   Run                 Memory  average qps  CPU
   Run 1 (cold cache)                 4113  53%
   Run 2 (warm cache)  398M          30900  50% (63% System)

3 Windows 2012 Core dns.exe 23D99296 (6.2 build 9200)
=====================================================

  1.000.000 Records

   Run                 Memory  average qps  CPU
   Run 1 (cold cache)                 3160  15-60%
   Run 2 (warm cache)  747M          37443  78% (98% System)

Observations:

* According to Sysinternals "process explorer"
  (http://technet.microsoft.com/en-us/sysinternals/bb896653.aspx),
  Unbound on Windows is a single threaded application. It does not make
  use of multiple cores.

* According to the same "process explorer", dns.exe is
  multi-threaded. 

* dns.exe qps throughput and CPU usage is fluctuating while resolving to the
  authoritative servers. QPS was between 1000-6000 with an average on
  3160 during this time. Unbound is more steady while doing resolving.

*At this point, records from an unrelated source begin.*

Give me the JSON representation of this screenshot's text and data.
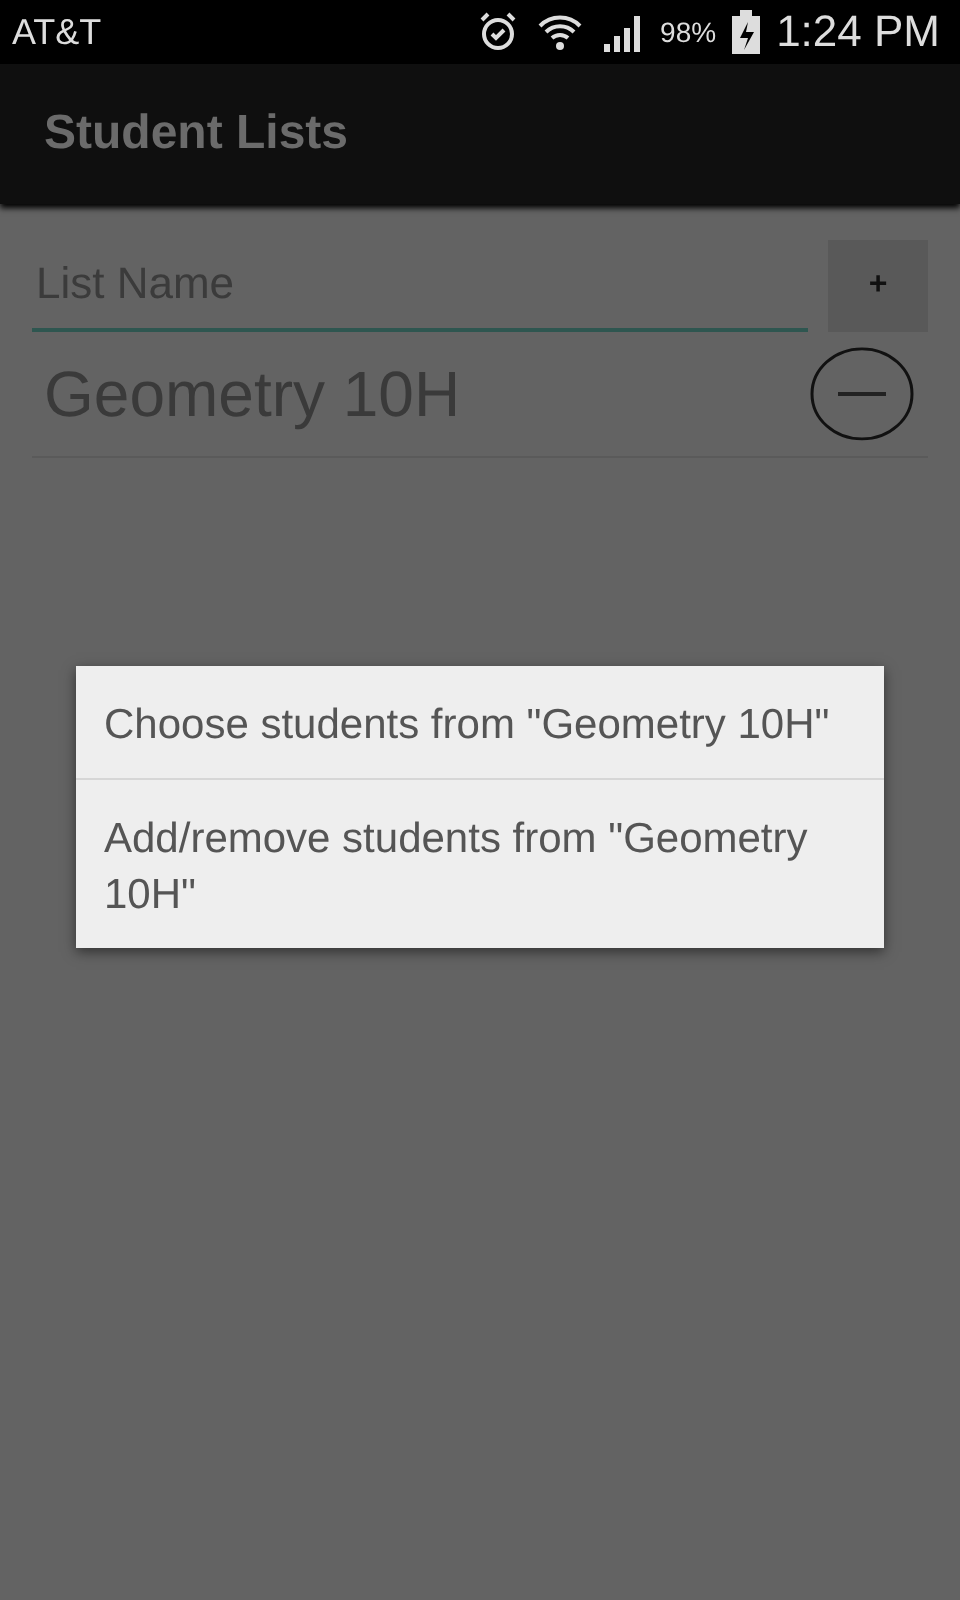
{
  "status_bar": {
    "carrier": "AT&T",
    "battery": "98%",
    "time": "1:24 PM"
  },
  "app_bar": {
    "title": "Student Lists"
  },
  "new_list": {
    "placeholder": "List Name",
    "add_button": "+"
  },
  "lists": [
    {
      "name": "Geometry 10H"
    }
  ],
  "context_menu": [
    {
      "label": "Choose students from \"Geometry 10H\""
    },
    {
      "label": "Add/remove students from \"Geometry 10H\""
    }
  ]
}
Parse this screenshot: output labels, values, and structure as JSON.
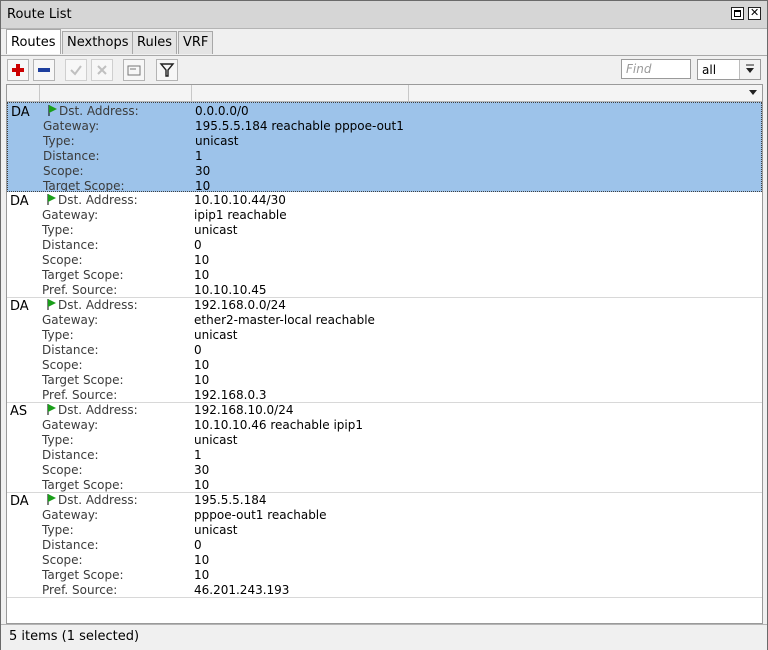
{
  "window": {
    "title": "Route List"
  },
  "tabs": [
    "Routes",
    "Nexthops",
    "Rules",
    "VRF"
  ],
  "search": {
    "placeholder": "Find",
    "filter_value": "all"
  },
  "field_labels": {
    "dst": "Dst. Address:",
    "gateway": "Gateway:",
    "type": "Type:",
    "distance": "Distance:",
    "scope": "Scope:",
    "target_scope": "Target Scope:",
    "pref_source": "Pref. Source:"
  },
  "routes": [
    {
      "flags": "DA",
      "dst": "0.0.0.0/0",
      "gateway": "195.5.5.184 reachable pppoe-out1",
      "type": "unicast",
      "distance": "1",
      "scope": "30",
      "target_scope": "10",
      "selected": true
    },
    {
      "flags": "DA",
      "dst": "10.10.10.44/30",
      "gateway": "ipip1 reachable",
      "type": "unicast",
      "distance": "0",
      "scope": "10",
      "target_scope": "10",
      "pref_source": "10.10.10.45"
    },
    {
      "flags": "DA",
      "dst": "192.168.0.0/24",
      "gateway": "ether2-master-local reachable",
      "type": "unicast",
      "distance": "0",
      "scope": "10",
      "target_scope": "10",
      "pref_source": "192.168.0.3"
    },
    {
      "flags": "AS",
      "dst": "192.168.10.0/24",
      "gateway": "10.10.10.46 reachable ipip1",
      "type": "unicast",
      "distance": "1",
      "scope": "30",
      "target_scope": "10"
    },
    {
      "flags": "DA",
      "dst": "195.5.5.184",
      "gateway": "pppoe-out1 reachable",
      "type": "unicast",
      "distance": "0",
      "scope": "10",
      "target_scope": "10",
      "pref_source": "46.201.243.193"
    }
  ],
  "status": {
    "text": "5 items (1 selected)"
  },
  "colors": {
    "selected_row": "#9dc3ea",
    "add": "#cc0000",
    "remove": "#1e3f9e",
    "flag": "#1a9e1a"
  }
}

* dns.exe uses more memory during resolution (up to 1.2 GB seen), but
  frees memory after getting into stable state (all queries cached)

* dns.exe is faster when only answering from cache (probably due to
  multi-threading), Unbound is faster resolving from the authoritative
  servers.

* memory allocation on Windows seems to be more resourceful compared to
  FreeBSD.

I will re-run these tests on a 4 Core Dell R210 Server later this month
and report the numbers here.

Please let me know if you see flaws in my measurement setup (there are
probably some) and how to fix them.

Best regards

Carsten

Olaf Kolkman writes:

> Folk,
>
> We recently got a query from somebody in the industry asking how Unbound compares to Windows Resolver performance in terms of qps and CPU (memory is under user control).
>
> All our benchmarking is Unix based and we never really did a comparison ourselves. Is there somebody on this list that has performed such measurements, or knows of a reference?


-- 
Carsten Strotmann
Email: cas at strotmann.de
Blog: strotmann.de